Upon his return to the U.S., Leonard continued his graduate education in chemistry, concluding with a PhD in 1942 at Columbia University. His research, which consisted of structure establishment and partial synthesis of alstonine, a naturally occurring antimalarial compound, was performed under the direction of Robert C. Elderfield.
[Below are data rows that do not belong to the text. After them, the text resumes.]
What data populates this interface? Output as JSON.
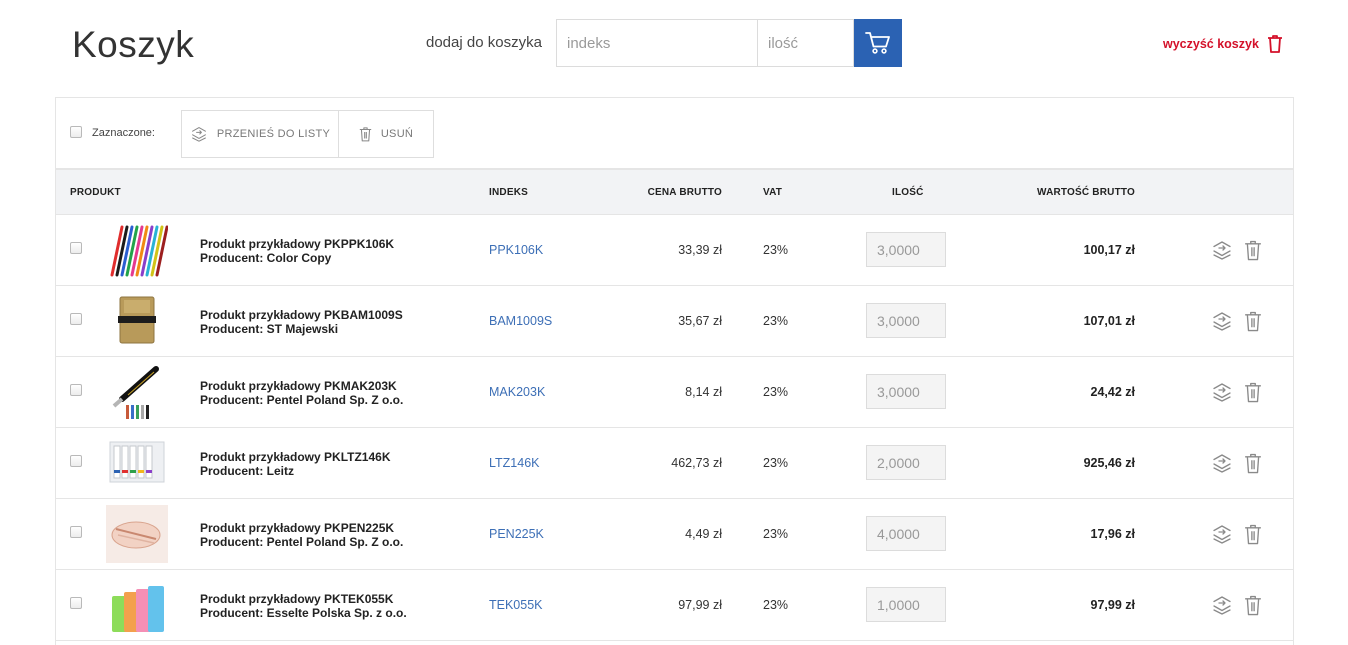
{
  "page": {
    "title": "Koszyk"
  },
  "add_to_cart": {
    "label": "dodaj do koszyka",
    "index_placeholder": "indeks",
    "qty_placeholder": "ilość",
    "button_icon": "cart-icon"
  },
  "clear_cart": {
    "label": "wyczyść koszyk",
    "icon": "trash-icon",
    "color": "#d4112a"
  },
  "bulk": {
    "selected_label": "Zaznaczone:",
    "move_label": "PRZENIEŚ DO LISTY",
    "move_icon": "move-to-list-icon",
    "delete_label": "USUŃ",
    "delete_icon": "trash-icon"
  },
  "columns": {
    "product": "PRODUKT",
    "index": "INDEKS",
    "price": "CENA BRUTTO",
    "vat": "VAT",
    "qty": "ILOŚĆ",
    "value": "WARTOŚĆ BRUTTO"
  },
  "colors": {
    "accent": "#2b62b3",
    "danger": "#d4112a",
    "link": "#3d6fb6"
  },
  "items": [
    {
      "name": "Produkt przykładowy PKPPK106K",
      "producer": "Producent: Color Copy",
      "index": "PPK106K",
      "price": "33,39 zł",
      "vat": "23%",
      "qty": "3,0000",
      "value": "100,17 zł",
      "thumb": "pens"
    },
    {
      "name": "Produkt przykładowy PKBAM1009S",
      "producer": "Producent: ST Majewski",
      "index": "BAM1009S",
      "price": "35,67 zł",
      "vat": "23%",
      "qty": "3,0000",
      "value": "107,01 zł",
      "thumb": "notebook"
    },
    {
      "name": "Produkt przykładowy PKMAK203K",
      "producer": "Producent: Pentel Poland Sp. Z o.o.",
      "index": "MAK203K",
      "price": "8,14 zł",
      "vat": "23%",
      "qty": "3,0000",
      "value": "24,42 zł",
      "thumb": "fountain-pen"
    },
    {
      "name": "Produkt przykładowy PKLTZ146K",
      "producer": "Producent: Leitz",
      "index": "LTZ146K",
      "price": "462,73 zł",
      "vat": "23%",
      "qty": "2,0000",
      "value": "925,46 zł",
      "thumb": "binders"
    },
    {
      "name": "Produkt przykładowy PKPEN225K",
      "producer": "Producent: Pentel Poland Sp. Z o.o.",
      "index": "PEN225K",
      "price": "4,49 zł",
      "vat": "23%",
      "qty": "4,0000",
      "value": "17,96 zł",
      "thumb": "pencil-case"
    },
    {
      "name": "Produkt przykładowy PKTEK055K",
      "producer": "Producent: Esselte Polska Sp. z o.o.",
      "index": "TEK055K",
      "price": "97,99 zł",
      "vat": "23%",
      "qty": "1,0000",
      "value": "97,99 zł",
      "thumb": "folders"
    }
  ]
}
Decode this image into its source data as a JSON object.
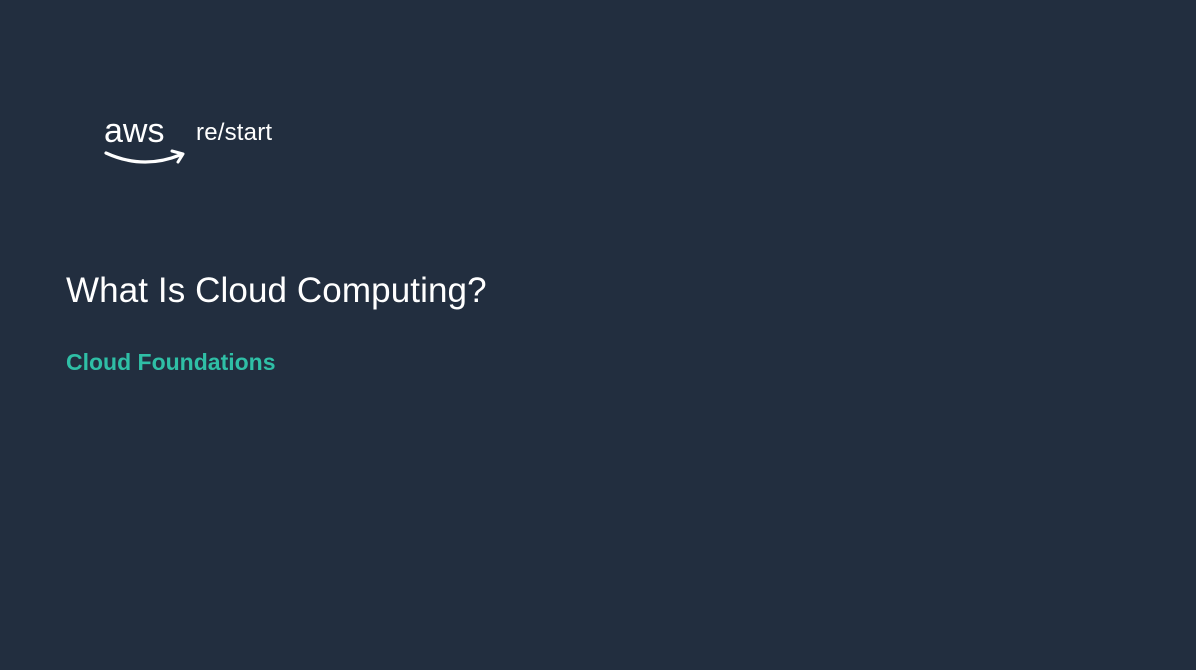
{
  "slide": {
    "logo": {
      "wordmark": "aws",
      "suffix": "re/start",
      "icon": "aws-smile-arrow-icon"
    },
    "title": "What Is Cloud Computing?",
    "subtitle": "Cloud Foundations"
  },
  "colors": {
    "background": "#222e3f",
    "title": "#ffffff",
    "subtitle_accent": "#2fbfa6"
  }
}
A postdoctoral research assistantship brought Leonard to the University of Illinois, Urbana-Champaign, where he worked with the renowned Professor Roger Adams on Senecio alkaloids. Teaching duties were added in 1943, which grew to include U.S. Navy and U.S. Army units passing through the University of Illinois. He joined a team led by Professors Charles C. Price, III and Harold R. Snyder engaged in research to forward the synthesis and production of the important antimalarial drug, Chloroquine, in time for its use in the Pacific theater. At the end of the war, during 1945 and 1946, Leonard served as a Scientific Consultant and Special Investigator in the Field Intelligence Agency Technical (FIAT), U.S. Army and U.S. Department of Commerce, European Theater. He returned to the University of Illinois where he became a world leader in organic chemistry and a founder of the field of bioorganic chemistry. He retired in 1986 as the R. C. Fuson Professor of Chemistry. At the time of his retirement in 1986, the Nelson J. Leonard Distinguished Lecturer series, set up by Mrs. Louise Leonard, Eli Lilly and Company, the Monsanto Company, Organic Syntheses, Inc., and Professor Leonard’s colleagues and students was initiated. At the University of Illinois, he published over 400 papers and directed over 200 graduate students and postdoctoral associates. Beginning in 1992, he held the position of faculty associate in chemistry at the California Institute of Technology.
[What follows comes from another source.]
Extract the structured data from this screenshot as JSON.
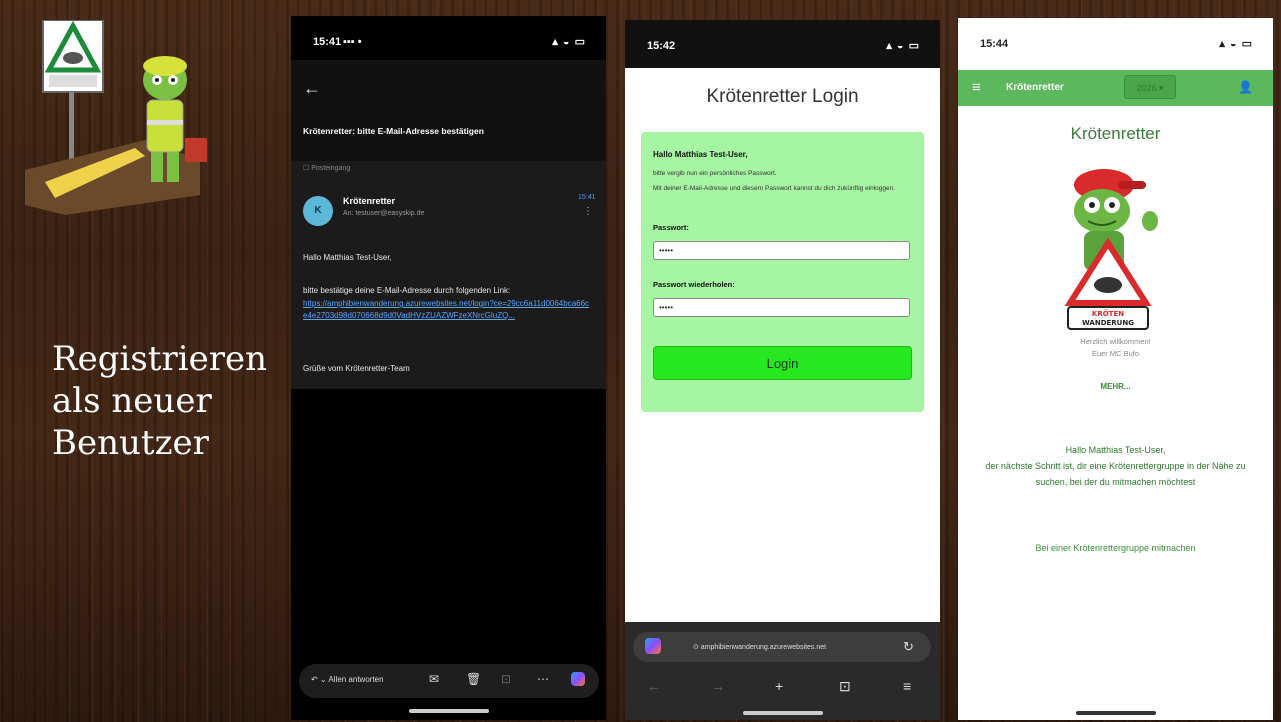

From 1943 until 1955, Leonard combined his academic work in chemistry with a flourishing musical career, as he made solo appearances as a bass-baritone in choral works with the Chicago, Cleveland, and St. Louis Symphony Orchestras. When in 1955 Leonard was elected to membership in the National Academy of Sciences, he felt that, if his peers had chosen to recognize him as a chemist, then he had "better do something about it." The heavy professional demands of chemistry meant that there were no more singing performances.
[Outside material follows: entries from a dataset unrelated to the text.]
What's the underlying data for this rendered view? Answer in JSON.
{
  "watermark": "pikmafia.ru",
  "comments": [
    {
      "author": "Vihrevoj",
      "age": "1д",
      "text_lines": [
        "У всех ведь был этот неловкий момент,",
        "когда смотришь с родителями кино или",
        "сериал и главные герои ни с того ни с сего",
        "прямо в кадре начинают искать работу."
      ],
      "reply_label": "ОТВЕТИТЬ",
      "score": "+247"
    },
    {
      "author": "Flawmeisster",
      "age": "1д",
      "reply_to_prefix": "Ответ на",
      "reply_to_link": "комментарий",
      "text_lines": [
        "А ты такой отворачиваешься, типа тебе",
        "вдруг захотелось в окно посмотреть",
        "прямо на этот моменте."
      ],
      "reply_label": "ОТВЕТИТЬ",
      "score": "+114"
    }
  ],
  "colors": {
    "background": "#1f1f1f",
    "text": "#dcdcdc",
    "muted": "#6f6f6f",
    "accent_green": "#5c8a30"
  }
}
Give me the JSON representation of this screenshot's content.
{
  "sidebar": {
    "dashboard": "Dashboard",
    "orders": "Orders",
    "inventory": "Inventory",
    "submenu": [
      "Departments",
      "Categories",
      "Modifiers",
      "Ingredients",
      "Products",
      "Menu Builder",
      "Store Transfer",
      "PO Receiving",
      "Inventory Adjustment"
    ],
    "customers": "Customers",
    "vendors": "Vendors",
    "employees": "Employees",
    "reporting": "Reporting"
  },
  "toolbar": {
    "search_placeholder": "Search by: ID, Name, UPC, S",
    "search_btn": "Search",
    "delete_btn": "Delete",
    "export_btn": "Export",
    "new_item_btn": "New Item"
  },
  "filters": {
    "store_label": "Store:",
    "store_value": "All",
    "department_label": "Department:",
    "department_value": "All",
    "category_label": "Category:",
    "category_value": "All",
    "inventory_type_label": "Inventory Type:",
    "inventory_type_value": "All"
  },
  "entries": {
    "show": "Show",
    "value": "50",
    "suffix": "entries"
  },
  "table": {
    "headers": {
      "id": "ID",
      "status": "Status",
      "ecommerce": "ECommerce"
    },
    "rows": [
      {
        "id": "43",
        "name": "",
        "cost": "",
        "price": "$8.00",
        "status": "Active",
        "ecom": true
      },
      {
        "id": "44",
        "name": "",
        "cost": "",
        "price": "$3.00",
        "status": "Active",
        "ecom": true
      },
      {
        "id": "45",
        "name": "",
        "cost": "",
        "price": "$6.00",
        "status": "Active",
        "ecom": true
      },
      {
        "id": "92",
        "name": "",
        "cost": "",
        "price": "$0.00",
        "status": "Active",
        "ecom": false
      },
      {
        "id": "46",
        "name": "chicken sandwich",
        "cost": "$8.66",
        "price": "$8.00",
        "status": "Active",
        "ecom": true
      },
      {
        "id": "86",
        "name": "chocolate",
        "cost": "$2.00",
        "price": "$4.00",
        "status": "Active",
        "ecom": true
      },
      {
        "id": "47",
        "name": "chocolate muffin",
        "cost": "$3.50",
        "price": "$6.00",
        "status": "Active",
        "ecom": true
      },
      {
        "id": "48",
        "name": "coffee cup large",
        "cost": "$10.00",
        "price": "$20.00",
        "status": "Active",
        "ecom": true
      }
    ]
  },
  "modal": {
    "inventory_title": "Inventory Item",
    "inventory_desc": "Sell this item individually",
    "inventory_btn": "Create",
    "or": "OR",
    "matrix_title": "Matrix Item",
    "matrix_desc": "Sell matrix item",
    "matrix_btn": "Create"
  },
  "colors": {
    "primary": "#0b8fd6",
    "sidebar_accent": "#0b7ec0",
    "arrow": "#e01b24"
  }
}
In collaboration with Professor Folke Skoog, a plant physiologist at the University of Wisconsin, Leonard carried out extensive investigations of organic compounds that initiate plant, flower, and tree growth from tissue culture, technology that is central to horticultural and agricultural development. He also had a fruitful collaboration with Professor Gregorio Weber (1916-1997) at the University of Illinois in making fluorescent derivatives of the nucleic acid bases so that their location in an enzyme or structural protein could be established. Later during his career, in work that he often described as his best, he and his coworkers became involved in the synthesis and examination of surrogates of the purine-pyrimidine base pairs of the DNA/RNA, Watson-Crick double-helical cross sections that possess similar peripheral dimensions and orientations. They also developed coplanar, covalently-linked cross sections in oligodeoxynucleotides. His techniques for derivatization of nucleosides, nucleotides, and coenzymes and the preparation of fluorescent probes and artificial DNA, placed him among the most often quoted scientists. In addition to his early election to membership in the National Academy of Sciences, Leonard was a fellow of the American Academy of Arts and Sciences and a member of the American Philosophical Society. His research distinctions included the prestigious Roger Adams Award in Organic Chemistry (1981) and Arthur C. Cope Scholar Award (1995) of the American Chemical Society.